Data about app and page elements:
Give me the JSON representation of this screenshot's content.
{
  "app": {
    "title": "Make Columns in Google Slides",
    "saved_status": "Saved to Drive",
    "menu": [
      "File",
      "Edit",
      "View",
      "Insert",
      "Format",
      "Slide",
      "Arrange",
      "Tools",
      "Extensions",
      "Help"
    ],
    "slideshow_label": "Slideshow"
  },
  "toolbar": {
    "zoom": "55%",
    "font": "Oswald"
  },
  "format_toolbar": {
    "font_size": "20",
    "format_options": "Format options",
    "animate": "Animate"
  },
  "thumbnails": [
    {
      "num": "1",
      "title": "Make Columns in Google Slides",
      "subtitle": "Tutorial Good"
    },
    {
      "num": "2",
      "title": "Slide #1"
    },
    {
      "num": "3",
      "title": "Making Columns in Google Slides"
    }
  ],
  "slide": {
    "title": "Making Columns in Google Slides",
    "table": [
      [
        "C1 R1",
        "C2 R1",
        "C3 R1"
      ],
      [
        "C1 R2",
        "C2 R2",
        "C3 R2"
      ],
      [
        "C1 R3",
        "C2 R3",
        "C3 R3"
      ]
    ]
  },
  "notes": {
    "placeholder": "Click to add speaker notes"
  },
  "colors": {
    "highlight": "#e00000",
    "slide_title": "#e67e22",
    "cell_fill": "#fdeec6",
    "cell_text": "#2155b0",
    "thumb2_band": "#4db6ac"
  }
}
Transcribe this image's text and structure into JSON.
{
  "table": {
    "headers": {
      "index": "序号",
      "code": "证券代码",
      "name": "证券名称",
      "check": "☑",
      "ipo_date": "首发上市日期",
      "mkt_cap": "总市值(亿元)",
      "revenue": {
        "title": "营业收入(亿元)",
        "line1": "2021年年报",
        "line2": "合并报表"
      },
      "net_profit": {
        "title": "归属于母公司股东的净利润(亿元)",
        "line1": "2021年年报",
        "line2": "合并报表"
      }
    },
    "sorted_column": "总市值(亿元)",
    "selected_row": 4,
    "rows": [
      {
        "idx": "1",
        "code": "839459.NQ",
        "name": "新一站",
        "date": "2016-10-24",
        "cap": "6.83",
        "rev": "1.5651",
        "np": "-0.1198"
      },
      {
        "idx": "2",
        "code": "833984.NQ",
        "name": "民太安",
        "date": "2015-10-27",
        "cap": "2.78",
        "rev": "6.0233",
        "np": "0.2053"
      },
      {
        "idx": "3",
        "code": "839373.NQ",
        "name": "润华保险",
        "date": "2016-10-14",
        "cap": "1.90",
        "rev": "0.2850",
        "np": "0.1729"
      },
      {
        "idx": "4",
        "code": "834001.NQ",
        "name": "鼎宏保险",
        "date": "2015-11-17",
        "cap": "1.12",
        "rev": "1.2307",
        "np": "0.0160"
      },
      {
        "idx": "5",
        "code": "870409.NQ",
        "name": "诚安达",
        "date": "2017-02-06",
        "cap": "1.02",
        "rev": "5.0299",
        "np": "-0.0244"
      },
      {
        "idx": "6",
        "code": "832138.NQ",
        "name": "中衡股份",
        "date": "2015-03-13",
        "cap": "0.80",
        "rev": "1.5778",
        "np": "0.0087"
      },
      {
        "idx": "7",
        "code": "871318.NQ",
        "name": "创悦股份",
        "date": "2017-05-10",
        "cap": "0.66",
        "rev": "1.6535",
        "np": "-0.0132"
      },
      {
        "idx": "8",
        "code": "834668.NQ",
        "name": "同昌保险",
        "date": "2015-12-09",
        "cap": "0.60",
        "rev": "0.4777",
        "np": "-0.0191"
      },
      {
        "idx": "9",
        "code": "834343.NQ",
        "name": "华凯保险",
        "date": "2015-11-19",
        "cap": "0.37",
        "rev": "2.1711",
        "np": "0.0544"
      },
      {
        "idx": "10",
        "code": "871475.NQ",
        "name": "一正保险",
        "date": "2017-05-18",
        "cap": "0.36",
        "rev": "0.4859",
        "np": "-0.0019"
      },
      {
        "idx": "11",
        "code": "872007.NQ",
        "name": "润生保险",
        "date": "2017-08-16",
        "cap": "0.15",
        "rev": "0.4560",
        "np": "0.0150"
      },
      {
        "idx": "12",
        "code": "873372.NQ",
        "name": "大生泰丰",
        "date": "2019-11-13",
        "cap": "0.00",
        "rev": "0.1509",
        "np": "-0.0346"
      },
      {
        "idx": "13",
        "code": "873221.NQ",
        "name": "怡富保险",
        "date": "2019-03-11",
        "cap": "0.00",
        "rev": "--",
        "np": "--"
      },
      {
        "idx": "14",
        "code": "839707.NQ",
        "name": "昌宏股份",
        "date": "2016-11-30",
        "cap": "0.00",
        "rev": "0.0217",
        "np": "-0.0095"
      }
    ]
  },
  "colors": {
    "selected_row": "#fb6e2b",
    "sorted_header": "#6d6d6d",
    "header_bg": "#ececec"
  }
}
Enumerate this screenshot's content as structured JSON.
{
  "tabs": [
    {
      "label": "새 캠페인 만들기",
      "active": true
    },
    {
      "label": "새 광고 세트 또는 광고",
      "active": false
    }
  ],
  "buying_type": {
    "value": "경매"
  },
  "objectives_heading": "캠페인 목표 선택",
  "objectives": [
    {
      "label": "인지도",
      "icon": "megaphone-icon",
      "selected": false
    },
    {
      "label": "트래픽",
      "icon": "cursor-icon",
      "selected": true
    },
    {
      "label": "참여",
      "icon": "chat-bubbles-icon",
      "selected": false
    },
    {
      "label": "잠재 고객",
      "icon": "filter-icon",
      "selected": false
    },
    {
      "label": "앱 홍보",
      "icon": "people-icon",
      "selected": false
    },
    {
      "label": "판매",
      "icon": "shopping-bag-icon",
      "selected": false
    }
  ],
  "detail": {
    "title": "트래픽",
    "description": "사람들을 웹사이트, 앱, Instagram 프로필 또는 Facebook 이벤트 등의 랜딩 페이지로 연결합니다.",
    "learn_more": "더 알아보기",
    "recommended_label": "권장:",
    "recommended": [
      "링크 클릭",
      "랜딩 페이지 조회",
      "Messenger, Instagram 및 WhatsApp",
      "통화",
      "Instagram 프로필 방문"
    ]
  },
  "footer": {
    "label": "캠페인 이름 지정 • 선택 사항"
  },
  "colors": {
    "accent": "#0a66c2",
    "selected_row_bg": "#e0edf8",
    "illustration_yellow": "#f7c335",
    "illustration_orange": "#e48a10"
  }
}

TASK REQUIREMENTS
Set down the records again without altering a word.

RESULT
Give me the JSON representation of this screenshot's content.
{
  "app": {
    "title": "Make Columns in Google Slides",
    "saved_status": "Saved to Drive",
    "menu": [
      "File",
      "Edit",
      "View",
      "Insert",
      "Format",
      "Slide",
      "Arrange",
      "Tools",
      "Extensions",
      "Help"
    ],
    "slideshow_label": "Slideshow"
  },
  "toolbar": {
    "zoom": "55%",
    "font": "Oswald"
  },
  "format_toolbar": {
    "font_size": "20",
    "format_options": "Format options",
    "animate": "Animate"
  },
  "thumbnails": [
    {
      "num": "1",
      "title": "Make Columns in Google Slides",
      "subtitle": "Tutorial Good"
    },
    {
      "num": "2",
      "title": "Slide #1"
    },
    {
      "num": "3",
      "title": "Making Columns in Google Slides"
    }
  ],
  "slide": {
    "title": "Making Columns in Google Slides",
    "table": [
      [
        "C1 R1",
        "C2 R1",
        "C3 R1"
      ],
      [
        "C1 R2",
        "C2 R2",
        "C3 R2"
      ],
      [
        "C1 R3",
        "C2 R3",
        "C3 R3"
      ]
    ]
  },
  "notes": {
    "placeholder": "Click to add speaker notes"
  },
  "colors": {
    "highlight": "#e00000",
    "slide_title": "#e67e22",
    "cell_fill": "#fdeec6",
    "cell_text": "#2155b0",
    "thumb2_band": "#4db6ac"
  }
}
Transcribe this image's text and structure into JSON.
{
  "table": {
    "headers": {
      "index": "序号",
      "code": "证券代码",
      "name": "证券名称",
      "check": "☑",
      "ipo_date": "首发上市日期",
      "mkt_cap": "总市值(亿元)",
      "revenue": {
        "title": "营业收入(亿元)",
        "line1": "2021年年报",
        "line2": "合并报表"
      },
      "net_profit": {
        "title": "归属于母公司股东的净利润(亿元)",
        "line1": "2021年年报",
        "line2": "合并报表"
      }
    },
    "sorted_column": "总市值(亿元)",
    "selected_row": 4,
    "rows": [
      {
        "idx": "1",
        "code": "839459.NQ",
        "name": "新一站",
        "date": "2016-10-24",
        "cap": "6.83",
        "rev": "1.5651",
        "np": "-0.1198"
      },
      {
        "idx": "2",
        "code": "833984.NQ",
        "name": "民太安",
        "date": "2015-10-27",
        "cap": "2.78",
        "rev": "6.0233",
        "np": "0.2053"
      },
      {
        "idx": "3",
        "code": "839373.NQ",
        "name": "润华保险",
        "date": "2016-10-14",
        "cap": "1.90",
        "rev": "0.2850",
        "np": "0.1729"
      },
      {
        "idx": "4",
        "code": "834001.NQ",
        "name": "鼎宏保险",
        "date": "2015-11-17",
        "cap": "1.12",
        "rev": "1.2307",
        "np": "0.0160"
      },
      {
        "idx": "5",
        "code": "870409.NQ",
        "name": "诚安达",
        "date": "2017-02-06",
        "cap": "1.02",
        "rev": "5.0299",
        "np": "-0.0244"
      },
      {
        "idx": "6",
        "code": "832138.NQ",
        "name": "中衡股份",
        "date": "2015-03-13",
        "cap": "0.80",
        "rev": "1.5778",
        "np": "0.0087"
      },
      {
        "idx": "7",
        "code": "871318.NQ",
        "name": "创悦股份",
        "date": "2017-05-10",
        "cap": "0.66",
        "rev": "1.6535",
        "np": "-0.0132"
      },
      {
        "idx": "8",
        "code": "834668.NQ",
        "name": "同昌保险",
        "date": "2015-12-09",
        "cap": "0.60",
        "rev": "0.4777",
        "np": "-0.0191"
      },
      {
        "idx": "9",
        "code": "834343.NQ",
        "name": "华凯保险",
        "date": "2015-11-19",
        "cap": "0.37",
        "rev": "2.1711",
        "np": "0.0544"
      },
      {
        "idx": "10",
        "code": "871475.NQ",
        "name": "一正保险",
        "date": "2017-05-18",
        "cap": "0.36",
        "rev": "0.4859",
        "np": "-0.0019"
      },
      {
        "idx": "11",
        "code": "872007.NQ",
        "name": "润生保险",
        "date": "2017-08-16",
        "cap": "0.15",
        "rev": "0.4560",
        "np": "0.0150"
      },
      {
        "idx": "12",
        "code": "873372.NQ",
        "name": "大生泰丰",
        "date": "2019-11-13",
        "cap": "0.00",
        "rev": "0.1509",
        "np": "-0.0346"
      },
      {
        "idx": "13",
        "code": "873221.NQ",
        "name": "怡富保险",
        "date": "2019-03-11",
        "cap": "0.00",
        "rev": "--",
        "np": "--"
      },
      {
        "idx": "14",
        "code": "839707.NQ",
        "name": "昌宏股份",
        "date": "2016-11-30",
        "cap": "0.00",
        "rev": "0.0217",
        "np": "-0.0095"
      }
    ]
  },
  "colors": {
    "selected_row": "#fb6e2b",
    "sorted_header": "#6d6d6d",
    "header_bg": "#ececec"
  }
}
Enumerate this screenshot's content as structured JSON.
{
  "tabs": [
    {
      "label": "새 캠페인 만들기",
      "active": true
    },
    {
      "label": "새 광고 세트 또는 광고",
      "active": false
    }
  ],
  "buying_type": {
    "value": "경매"
  },
  "objectives_heading": "캠페인 목표 선택",
  "objectives": [
    {
      "label": "인지도",
      "icon": "megaphone-icon",
      "selected": false
    },
    {
      "label": "트래픽",
      "icon": "cursor-icon",
      "selected": true
    },
    {
      "label": "참여",
      "icon": "chat-bubbles-icon",
      "selected": false
    },
    {
      "label": "잠재 고객",
      "icon": "filter-icon",
      "selected": false
    },
    {
      "label": "앱 홍보",
      "icon": "people-icon",
      "selected": false
    },
    {
      "label": "판매",
      "icon": "shopping-bag-icon",
      "selected": false
    }
  ],
  "detail": {
    "title": "트래픽",
    "description": "사람들을 웹사이트, 앱, Instagram 프로필 또는 Facebook 이벤트 등의 랜딩 페이지로 연결합니다.",
    "learn_more": "더 알아보기",
    "recommended_label": "권장:",
    "recommended": [
      "링크 클릭",
      "랜딩 페이지 조회",
      "Messenger, Instagram 및 WhatsApp",
      "통화",
      "Instagram 프로필 방문"
    ]
  },
  "footer": {
    "label": "캠페인 이름 지정 • 선택 사항"
  },
  "colors": {
    "accent": "#0a66c2",
    "selected_row_bg": "#e0edf8",
    "illustration_yellow": "#f7c335",
    "illustration_orange": "#e48a10"
  }
}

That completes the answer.